Manchester United have been informed that they will be heading into a critical series of matches without the services of striker Edinson Cavani after the FA handed him a three-match ban for a post made on social media.
The FA charged Cavani with a misconduct charge after he ‘brought the game into disrepute’ over an Instagram post following United’s 3-2 victory at Southampton last month. Cavani decided not to contest the charge and must complete a face-to-face education course.
Cavani will also be fined £100,000 over an ‘aggravated breach’ of their rules.
After his match-winning double against Southampton, Cavani shared a post from a friend who congratulated him on the match on an Instagram Story, adding “Gracías negrito.”
Once Cavani was informed the post could be interpreted offensively out of context, he deleted the Story but the FA have still imposed a minimum three-match suspension.
Cavani will miss United’s Premier League visit of Aston Villa on New Year’s Day, the Carabao Cup semi-final with Manchester City on Wednesday and the FA Cup third-round tie with Watford on January 9.
United added their support of the striker sharing this statement after the decision:
“As he has stated, Edinson Cavani wasn’t aware that his words could have been misconstrued and he sincerely apologized for the post and to anyone who was offended.
“Despite his honest belief that he was simply sending an affectionate thank you in response to a congratulatory message from a close friend, he chose not to contest the charge out of respect for, and solidarity with, the FA and the fight against racism in football.
“While it is clear that context and intent are key factors, we note that the independent Regulatory Commission was required to impose a minimum three-game suspension.
“The club trusts that the independent Regulatory Commission will make it clear in its written reasons that Edinson Cavani is not a racist, nor was there any racist intent in relation to his post.”

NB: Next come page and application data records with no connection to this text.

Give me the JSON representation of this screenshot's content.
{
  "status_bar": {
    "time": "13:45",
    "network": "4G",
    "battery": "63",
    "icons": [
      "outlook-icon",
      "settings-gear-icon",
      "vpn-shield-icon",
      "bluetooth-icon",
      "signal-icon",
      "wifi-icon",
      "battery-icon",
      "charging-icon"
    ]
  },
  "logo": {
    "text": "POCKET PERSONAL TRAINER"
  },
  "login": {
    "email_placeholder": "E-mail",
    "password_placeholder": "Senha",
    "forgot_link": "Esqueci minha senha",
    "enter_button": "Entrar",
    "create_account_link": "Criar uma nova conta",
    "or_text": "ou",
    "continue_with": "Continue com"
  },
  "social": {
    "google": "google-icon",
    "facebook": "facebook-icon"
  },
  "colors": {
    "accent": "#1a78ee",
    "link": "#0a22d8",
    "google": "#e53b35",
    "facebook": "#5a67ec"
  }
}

Read More:Manchester United striker Edinson Cavani given three match ban